We're three weeks into January, and New Year's resolutions are already dropping faster than a lapsed gym membership. If you're reading this blog, it's safe to guess that "learn a musical instrument" has appeared somewhere on your list in the last 20 years or so. Worry not, CHIRP listeners: this is the year you finally pick up that guitar/trumpet/mountain dulcimer, and we've got the inspiration to help. Five kinds, actually, all provided by musicians associated with Chicago's Old Town School of Folk Music. It may take more than a year to catch up to John Prine, but with this list, you'll be equipped to power through.
1) Steve Goodman
The lion of Chicago's folk music scene stood only 5'2", but his voice extended far beyond his slight frame and the city where he sand. Steve Goodman wrote "City of New Orleans" when he was just 23, turning the sights and sound of a downstate rail trip into a hit for Arlo Guthrie and a coming-out party for his own massive talent. Stricken with leukemia for most of his professional career, Goodman embraced the fun side of folk, becoming known for witty, insightful lyrics that nonetheless often contained a little politcal bite at their center. He also looked swell in that cowboy hat, as the video above proves.
2) John Prine
Back in December, I hosted a Christmas sing-along party for a bunch of friends. While everyone's song turned out great, the one that hit me the hardest emotionally was "Christmas In Prison," sung in an aching tenor by my friend Cody. I didn't realize it was by John Prine at the time, but when I found out, I wasn't surprised. Coming up in the same cohort as Steve Goodman, Prine had a knack for the same kind of winking jokiness, but was always able to turn things serious when the mood required. His '70s output stands tall amid the accomplishments of any other American singer-songwriter of the era, an accomplishment that makes his leisurely release schedule of the past few decades all the more forgiveable.

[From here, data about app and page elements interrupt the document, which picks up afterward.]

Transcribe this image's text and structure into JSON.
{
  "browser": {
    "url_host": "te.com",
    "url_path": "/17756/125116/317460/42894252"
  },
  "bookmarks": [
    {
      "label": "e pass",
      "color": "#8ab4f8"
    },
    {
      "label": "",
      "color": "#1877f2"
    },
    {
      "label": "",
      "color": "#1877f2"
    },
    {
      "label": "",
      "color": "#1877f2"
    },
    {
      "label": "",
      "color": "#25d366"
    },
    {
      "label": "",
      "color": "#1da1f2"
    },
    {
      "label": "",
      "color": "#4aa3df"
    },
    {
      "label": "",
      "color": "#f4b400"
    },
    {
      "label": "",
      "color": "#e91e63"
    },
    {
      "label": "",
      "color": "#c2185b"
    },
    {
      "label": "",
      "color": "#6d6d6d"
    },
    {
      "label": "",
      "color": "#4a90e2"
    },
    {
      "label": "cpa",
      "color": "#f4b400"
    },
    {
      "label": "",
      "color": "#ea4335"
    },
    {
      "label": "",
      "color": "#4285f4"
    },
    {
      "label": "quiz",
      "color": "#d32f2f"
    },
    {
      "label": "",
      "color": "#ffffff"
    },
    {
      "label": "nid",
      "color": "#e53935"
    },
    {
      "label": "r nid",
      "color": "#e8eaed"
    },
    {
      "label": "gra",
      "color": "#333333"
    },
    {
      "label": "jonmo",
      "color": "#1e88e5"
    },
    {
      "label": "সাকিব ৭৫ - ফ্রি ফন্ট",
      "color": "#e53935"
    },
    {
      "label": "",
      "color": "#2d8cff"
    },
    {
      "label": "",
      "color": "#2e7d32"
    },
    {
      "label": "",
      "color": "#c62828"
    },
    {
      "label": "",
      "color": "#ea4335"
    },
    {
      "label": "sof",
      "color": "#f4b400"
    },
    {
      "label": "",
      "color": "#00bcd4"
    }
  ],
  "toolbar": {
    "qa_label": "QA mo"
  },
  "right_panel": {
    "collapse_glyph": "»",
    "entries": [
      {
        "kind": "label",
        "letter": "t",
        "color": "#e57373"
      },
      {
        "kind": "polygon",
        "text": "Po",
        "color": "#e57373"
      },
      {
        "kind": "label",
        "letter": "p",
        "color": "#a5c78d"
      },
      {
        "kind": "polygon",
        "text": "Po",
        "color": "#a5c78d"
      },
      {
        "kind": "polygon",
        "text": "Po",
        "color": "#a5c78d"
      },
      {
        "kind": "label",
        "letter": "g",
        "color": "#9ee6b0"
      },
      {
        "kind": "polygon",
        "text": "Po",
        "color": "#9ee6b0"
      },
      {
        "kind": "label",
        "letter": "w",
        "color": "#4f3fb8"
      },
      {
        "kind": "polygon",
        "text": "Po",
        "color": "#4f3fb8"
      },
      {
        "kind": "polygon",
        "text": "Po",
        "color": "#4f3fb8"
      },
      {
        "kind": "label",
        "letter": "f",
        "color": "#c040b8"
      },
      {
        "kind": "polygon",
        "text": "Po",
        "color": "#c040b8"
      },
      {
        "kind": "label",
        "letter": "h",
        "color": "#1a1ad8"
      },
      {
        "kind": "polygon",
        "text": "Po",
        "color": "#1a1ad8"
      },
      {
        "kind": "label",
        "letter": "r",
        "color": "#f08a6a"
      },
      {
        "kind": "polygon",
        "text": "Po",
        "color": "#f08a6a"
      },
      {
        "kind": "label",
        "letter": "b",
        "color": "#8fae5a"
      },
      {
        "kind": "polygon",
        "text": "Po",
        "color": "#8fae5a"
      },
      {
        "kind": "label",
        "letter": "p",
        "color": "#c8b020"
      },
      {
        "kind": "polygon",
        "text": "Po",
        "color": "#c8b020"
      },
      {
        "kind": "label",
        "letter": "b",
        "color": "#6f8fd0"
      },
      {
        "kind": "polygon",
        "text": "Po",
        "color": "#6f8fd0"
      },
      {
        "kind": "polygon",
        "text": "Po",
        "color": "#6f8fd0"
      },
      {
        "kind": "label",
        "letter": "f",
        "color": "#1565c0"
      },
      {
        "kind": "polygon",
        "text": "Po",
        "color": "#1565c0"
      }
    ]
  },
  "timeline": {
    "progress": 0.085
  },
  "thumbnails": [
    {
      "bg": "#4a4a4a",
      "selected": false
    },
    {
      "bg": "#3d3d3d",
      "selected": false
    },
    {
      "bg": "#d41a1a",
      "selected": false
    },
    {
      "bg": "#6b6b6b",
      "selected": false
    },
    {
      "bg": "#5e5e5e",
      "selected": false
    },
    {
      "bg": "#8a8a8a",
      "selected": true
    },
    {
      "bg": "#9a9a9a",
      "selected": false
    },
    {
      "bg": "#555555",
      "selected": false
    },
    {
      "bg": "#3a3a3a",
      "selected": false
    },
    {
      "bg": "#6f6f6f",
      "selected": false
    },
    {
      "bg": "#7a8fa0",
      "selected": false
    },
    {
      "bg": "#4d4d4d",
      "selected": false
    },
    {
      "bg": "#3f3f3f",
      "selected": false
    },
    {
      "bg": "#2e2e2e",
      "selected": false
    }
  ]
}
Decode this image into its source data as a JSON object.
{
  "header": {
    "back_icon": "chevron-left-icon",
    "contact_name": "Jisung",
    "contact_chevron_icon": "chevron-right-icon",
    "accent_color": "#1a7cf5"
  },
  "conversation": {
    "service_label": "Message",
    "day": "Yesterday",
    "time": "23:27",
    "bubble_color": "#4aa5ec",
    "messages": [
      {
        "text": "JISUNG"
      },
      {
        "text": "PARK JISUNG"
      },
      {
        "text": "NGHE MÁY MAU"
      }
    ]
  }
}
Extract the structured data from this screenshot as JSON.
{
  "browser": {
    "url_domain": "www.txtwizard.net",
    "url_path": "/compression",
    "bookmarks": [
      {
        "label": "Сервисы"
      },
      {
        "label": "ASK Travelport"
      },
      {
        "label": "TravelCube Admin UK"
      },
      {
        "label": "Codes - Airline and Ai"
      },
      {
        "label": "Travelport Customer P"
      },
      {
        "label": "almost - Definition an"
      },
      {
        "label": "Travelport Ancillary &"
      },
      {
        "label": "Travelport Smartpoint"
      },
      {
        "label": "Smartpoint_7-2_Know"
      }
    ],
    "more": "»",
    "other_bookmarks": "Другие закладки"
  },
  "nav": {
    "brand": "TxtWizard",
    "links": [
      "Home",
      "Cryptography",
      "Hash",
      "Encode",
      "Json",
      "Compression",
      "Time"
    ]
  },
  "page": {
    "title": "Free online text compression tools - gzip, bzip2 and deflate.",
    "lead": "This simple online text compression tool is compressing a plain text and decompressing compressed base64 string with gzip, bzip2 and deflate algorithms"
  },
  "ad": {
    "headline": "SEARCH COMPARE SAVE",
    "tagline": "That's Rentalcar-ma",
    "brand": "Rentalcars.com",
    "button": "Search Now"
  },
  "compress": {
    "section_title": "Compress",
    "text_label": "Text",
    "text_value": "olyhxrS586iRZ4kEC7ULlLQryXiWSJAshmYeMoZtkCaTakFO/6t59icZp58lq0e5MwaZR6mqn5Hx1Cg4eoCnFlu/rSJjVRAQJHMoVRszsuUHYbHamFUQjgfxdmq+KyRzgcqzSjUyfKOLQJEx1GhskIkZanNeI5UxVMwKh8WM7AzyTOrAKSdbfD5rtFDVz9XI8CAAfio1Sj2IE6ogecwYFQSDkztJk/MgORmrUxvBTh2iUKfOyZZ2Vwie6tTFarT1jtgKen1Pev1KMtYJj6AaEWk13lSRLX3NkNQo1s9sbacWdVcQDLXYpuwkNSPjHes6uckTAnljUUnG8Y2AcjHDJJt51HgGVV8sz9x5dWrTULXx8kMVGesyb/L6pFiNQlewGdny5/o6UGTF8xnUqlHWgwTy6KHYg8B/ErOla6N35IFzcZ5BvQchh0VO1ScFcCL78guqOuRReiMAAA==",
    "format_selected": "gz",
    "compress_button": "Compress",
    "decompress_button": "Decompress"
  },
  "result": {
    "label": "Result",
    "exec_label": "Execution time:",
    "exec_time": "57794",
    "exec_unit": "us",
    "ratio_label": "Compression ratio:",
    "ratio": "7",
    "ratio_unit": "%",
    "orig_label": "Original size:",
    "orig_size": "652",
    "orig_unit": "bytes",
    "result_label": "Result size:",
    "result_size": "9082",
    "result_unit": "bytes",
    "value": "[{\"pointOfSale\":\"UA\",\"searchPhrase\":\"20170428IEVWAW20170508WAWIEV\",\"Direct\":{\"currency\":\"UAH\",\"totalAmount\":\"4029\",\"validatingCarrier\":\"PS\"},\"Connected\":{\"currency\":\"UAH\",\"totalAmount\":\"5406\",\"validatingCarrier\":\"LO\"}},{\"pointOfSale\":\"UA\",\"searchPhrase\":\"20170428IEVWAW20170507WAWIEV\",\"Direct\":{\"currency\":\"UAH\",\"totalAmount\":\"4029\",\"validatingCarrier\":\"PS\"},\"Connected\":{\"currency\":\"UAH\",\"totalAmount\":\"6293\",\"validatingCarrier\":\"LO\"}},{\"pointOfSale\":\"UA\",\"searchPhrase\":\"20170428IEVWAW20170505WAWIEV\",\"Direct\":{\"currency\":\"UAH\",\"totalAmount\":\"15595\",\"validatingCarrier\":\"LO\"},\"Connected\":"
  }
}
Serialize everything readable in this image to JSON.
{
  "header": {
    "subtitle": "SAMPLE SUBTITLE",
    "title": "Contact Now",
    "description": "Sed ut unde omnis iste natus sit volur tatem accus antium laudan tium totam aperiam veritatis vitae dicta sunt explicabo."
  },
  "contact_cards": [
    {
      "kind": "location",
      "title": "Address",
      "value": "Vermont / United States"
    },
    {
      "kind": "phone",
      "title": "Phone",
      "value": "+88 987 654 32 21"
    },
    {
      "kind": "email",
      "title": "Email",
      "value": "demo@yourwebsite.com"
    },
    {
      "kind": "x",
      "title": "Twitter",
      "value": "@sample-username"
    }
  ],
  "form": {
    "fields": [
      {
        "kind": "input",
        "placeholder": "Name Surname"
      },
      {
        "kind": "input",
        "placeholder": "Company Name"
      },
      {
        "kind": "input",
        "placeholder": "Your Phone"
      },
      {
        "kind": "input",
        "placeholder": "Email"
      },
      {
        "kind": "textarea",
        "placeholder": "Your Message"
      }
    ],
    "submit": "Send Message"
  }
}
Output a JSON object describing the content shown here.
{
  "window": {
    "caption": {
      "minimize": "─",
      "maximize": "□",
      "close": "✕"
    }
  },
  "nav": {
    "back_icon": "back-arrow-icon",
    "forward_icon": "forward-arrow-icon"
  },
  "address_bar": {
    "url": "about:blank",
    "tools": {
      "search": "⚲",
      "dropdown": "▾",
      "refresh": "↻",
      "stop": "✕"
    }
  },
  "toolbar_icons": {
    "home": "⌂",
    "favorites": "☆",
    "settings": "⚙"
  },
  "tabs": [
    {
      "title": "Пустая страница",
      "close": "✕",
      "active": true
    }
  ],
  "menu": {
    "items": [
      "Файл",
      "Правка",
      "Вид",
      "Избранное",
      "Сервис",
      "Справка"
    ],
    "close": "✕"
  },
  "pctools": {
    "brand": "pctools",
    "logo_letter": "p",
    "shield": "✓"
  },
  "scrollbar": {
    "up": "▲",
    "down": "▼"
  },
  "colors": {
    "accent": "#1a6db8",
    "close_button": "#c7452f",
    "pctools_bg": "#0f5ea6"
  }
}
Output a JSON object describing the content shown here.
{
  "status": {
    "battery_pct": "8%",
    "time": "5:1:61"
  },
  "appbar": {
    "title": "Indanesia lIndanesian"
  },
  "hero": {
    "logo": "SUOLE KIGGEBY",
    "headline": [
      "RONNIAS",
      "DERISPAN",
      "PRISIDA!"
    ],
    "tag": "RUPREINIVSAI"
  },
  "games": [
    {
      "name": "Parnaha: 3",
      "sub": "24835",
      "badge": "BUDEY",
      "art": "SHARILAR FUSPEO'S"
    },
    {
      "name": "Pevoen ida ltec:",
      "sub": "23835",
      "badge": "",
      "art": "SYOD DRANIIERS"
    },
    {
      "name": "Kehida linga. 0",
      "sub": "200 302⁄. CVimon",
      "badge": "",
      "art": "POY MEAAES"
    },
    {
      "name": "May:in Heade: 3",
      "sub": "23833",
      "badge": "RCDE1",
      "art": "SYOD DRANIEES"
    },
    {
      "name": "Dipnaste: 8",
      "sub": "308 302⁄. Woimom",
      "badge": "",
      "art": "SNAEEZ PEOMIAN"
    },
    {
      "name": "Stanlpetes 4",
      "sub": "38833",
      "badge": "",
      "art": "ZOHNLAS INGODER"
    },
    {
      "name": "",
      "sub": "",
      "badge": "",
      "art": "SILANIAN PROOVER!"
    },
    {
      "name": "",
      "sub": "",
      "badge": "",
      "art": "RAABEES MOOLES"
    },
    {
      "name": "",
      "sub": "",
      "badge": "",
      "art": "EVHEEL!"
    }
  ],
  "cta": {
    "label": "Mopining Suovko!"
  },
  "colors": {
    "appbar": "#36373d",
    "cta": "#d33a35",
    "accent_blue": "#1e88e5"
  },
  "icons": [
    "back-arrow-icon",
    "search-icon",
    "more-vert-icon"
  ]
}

3) Bonnie Koloc
In an alternate universe somewhere, Bonnie Koloc is just as famous as Joni Mitchell. All of her Ovation records from the 1960s and '70s are still in print, and young women put songs like "My Aunt Edna" on mixtapes for their artsy crushes. In our universe, Koloc remains a local secret, known only to the Chicago folk faithful and those from out of town who were smart enough to listen the first time. She still pops up in Chicagoland for concerts, if you know where to look, showing off the delicate songcraft and powerful voice that earned her recognition as the equal of Goodman, Prine, and anybody else in Illinois who happened to own a guitar. I'd keep an ear open, if I were you.
4) Bob Gibson
Bob Gibson had plenty of famous friends. During his days on the folks scene in the 1950s and '60s, he helped discover Joan Baez, palled around with Shel Silverstein, and built a house with Pete Seeger. When he wasn't socializing, Gibson spent his time championing the old-style traditional folk still sung at music circles and hootenanies today. Gibson might be called Chicago's answer to Dave Van Ronk, a powerful musician sometimes overshadowed by the more famous names that he influenced. Still, if that's the worst thing you can say about a guy, his legacy's in a pretty good place.
5) Big Bill Broonzy
All of the previous artists on this list studied at the Old Town School of Folk Music, but only Big Bill Broonzy taught there. Although his tenure was brief (the school opened in the winter of 1957, and Broonzy died in the summer of 1958), Broonzy's acclaimed folk blues added an air of legitimacy to the school's opening year. The job was the natural culmination for his dedication to folk, and to Old Town School founder Win Stracke; in the 1940s, Broonzy lent his voice to Stracke's I Come For To Sing, a touring revival show narrated by fellow Chicago legend Studs Terkel. Although commercial success often eluded him during his lifetime, Broonzy bridged the gap between the singers of the country blues tradition and the younger artists who were listening to that work on old 78s. His impact can still be felt in the folk songbook today, and in every rock guitarist who ever decided to rip off a blues riff.